China posted its first trade deficit in more than a year in March as exports declined unexpectedly as the Lunar New Year holidays disrupted activity, data from the General Administration of Customs showed Friday.
Exports decreased 2.7 percent year-on-year in March, reversing a 44.1 percent surge posted in February. Shipments were expected to grow 11.9 percent.
Meanwhile, imports climbed 14.4 percent annually, bigger than the 12 percent increase economists had forecast.
Consequently, the trade balance showed a deficit of $4.98 billion in March. This was the first deficit since February 2017. Economists had forecast a surplus of $27.5 billion.
In yuan terms, exports decreased 9.8 percent, while imports gained 5.9 percent in March.
The biggest risk going forward is clearly that the current trade tensions escalate to the point where meaningful tariff barriers are erected, Julian Evans-Pritchard, an economist at Capital Economics, said.
But even if this is avoided, trade looks likely to soften slightly over the coming quarters given that global growth now appears past its peak and China’s own economy faces rising headwinds from tighter policy, the economist noted.
Earlier, US President Donald Trump imposed 25 percent tariff on imported steel and 10 percent on imported aluminum.

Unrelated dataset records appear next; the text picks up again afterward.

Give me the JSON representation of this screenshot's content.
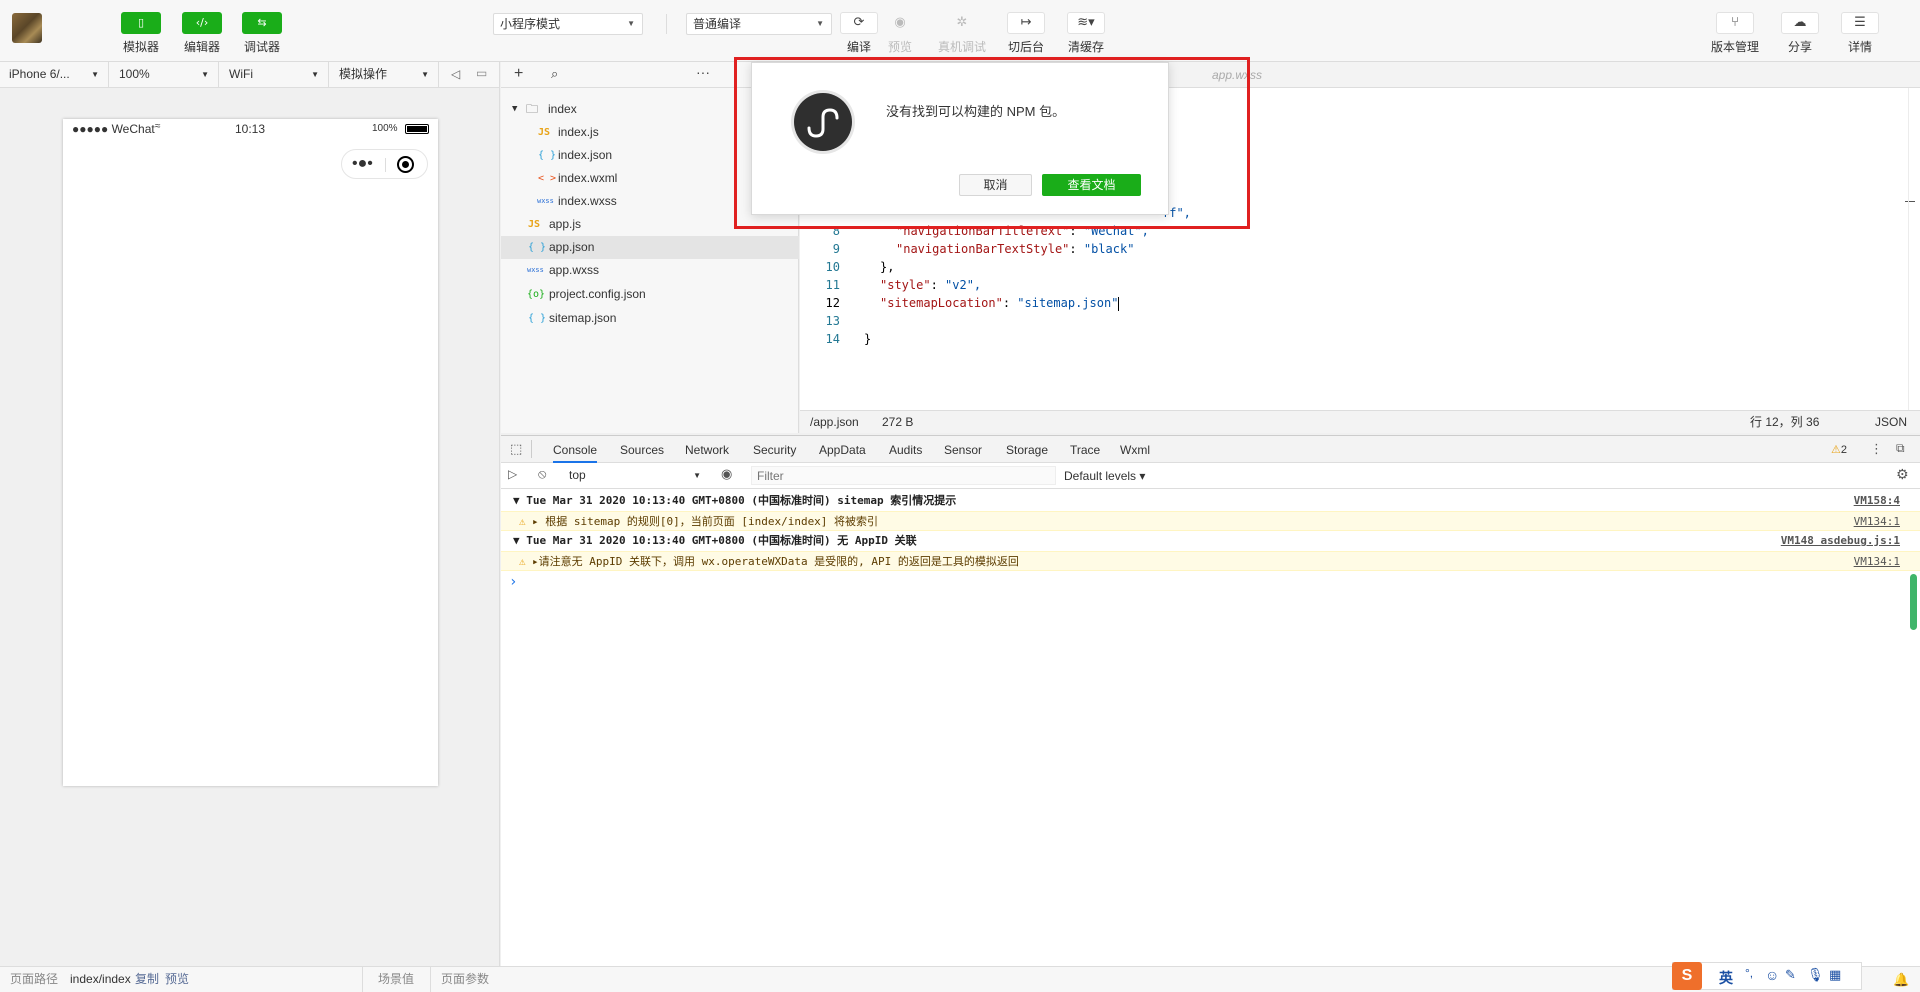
{
  "toolbar": {
    "simulator_label": "模拟器",
    "editor_label": "编辑器",
    "debugger_label": "调试器",
    "mode_select": "小程序模式",
    "compile_select": "普通编译",
    "compile_label": "编译",
    "preview_label": "预览",
    "remote_debug_label": "真机调试",
    "background_label": "切后台",
    "clear_cache_label": "清缓存",
    "version_label": "版本管理",
    "share_label": "分享",
    "details_label": "详情"
  },
  "simulator": {
    "device": "iPhone 6/...",
    "zoom": "100%",
    "network": "WiFi",
    "operation": "模拟操作",
    "status_carrier": "●●●●● WeChat",
    "status_time": "10:13",
    "status_battery": "100%"
  },
  "filetree": {
    "items": [
      {
        "name": "index",
        "icon": "folder-icon"
      },
      {
        "name": "index.js",
        "icon": "JS"
      },
      {
        "name": "index.json",
        "icon": "{ }"
      },
      {
        "name": "index.wxml",
        "icon": "< >"
      },
      {
        "name": "index.wxss",
        "icon": "wxss"
      },
      {
        "name": "app.js",
        "icon": "JS"
      },
      {
        "name": "app.json",
        "icon": "{ }"
      },
      {
        "name": "app.wxss",
        "icon": "wxss"
      },
      {
        "name": "project.config.json",
        "icon": "{o}"
      },
      {
        "name": "sitemap.json",
        "icon": "{ }"
      }
    ]
  },
  "editor": {
    "tab_ghost": "app.wxss",
    "line_numbers": [
      "8",
      "9",
      "10",
      "11",
      "12",
      "13",
      "14"
    ],
    "line7_tail": "ff\",",
    "line8_key": "\"navigationBarTitleText\"",
    "line8_val": "\"WeChat\",",
    "line9_key": "\"navigationBarTextStyle\"",
    "line9_val": "\"black\"",
    "line10": "},",
    "line11_key": "\"style\"",
    "line11_val": "\"v2\",",
    "line12_key": "\"sitemapLocation\"",
    "line12_val": "\"sitemap.json\"",
    "line14": "}",
    "status_path": "/app.json",
    "status_size": "272 B",
    "status_pos": "行 12，列 36",
    "status_lang": "JSON"
  },
  "devtools": {
    "tabs": [
      "Console",
      "Sources",
      "Network",
      "Security",
      "AppData",
      "Audits",
      "Sensor",
      "Storage",
      "Trace",
      "Wxml"
    ],
    "warn_count": "2",
    "context": "top",
    "filter_placeholder": "Filter",
    "levels": "Default levels ▾"
  },
  "console": {
    "rows": [
      {
        "text": "▼ Tue Mar 31 2020 10:13:40 GMT+0800 (中国标准时间) sitemap 索引情况提示",
        "src": "VM158:4"
      },
      {
        "text": "▸ 根据 sitemap 的规则[0]，当前页面 [index/index] 将被索引",
        "src": "VM134:1"
      },
      {
        "text": "▼ Tue Mar 31 2020 10:13:40 GMT+0800 (中国标准时间) 无 AppID 关联",
        "src": "VM148 asdebug.js:1"
      },
      {
        "text": "▸请注意无 AppID 关联下，调用 wx.operateWXData 是受限的, API 的返回是工具的模拟返回",
        "src": "VM134:1"
      }
    ],
    "prompt": "›"
  },
  "dialog": {
    "message": "没有找到可以构建的 NPM 包。",
    "cancel": "取消",
    "view_docs": "查看文档"
  },
  "footer": {
    "page_path_label": "页面路径",
    "page_path": "index/index",
    "copy": "复制",
    "preview": "预览",
    "scene": "场景值",
    "params": "页面参数"
  },
  "ime": {
    "lang": "英"
  },
  "colors": {
    "brand_green": "#1aad19",
    "highlight_red": "#e02020",
    "warn_bg": "#fffbe5"
  }
}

China retaliated by announcing tariffs on more than 100 US goods including aircrafts, soya beans and chemical products.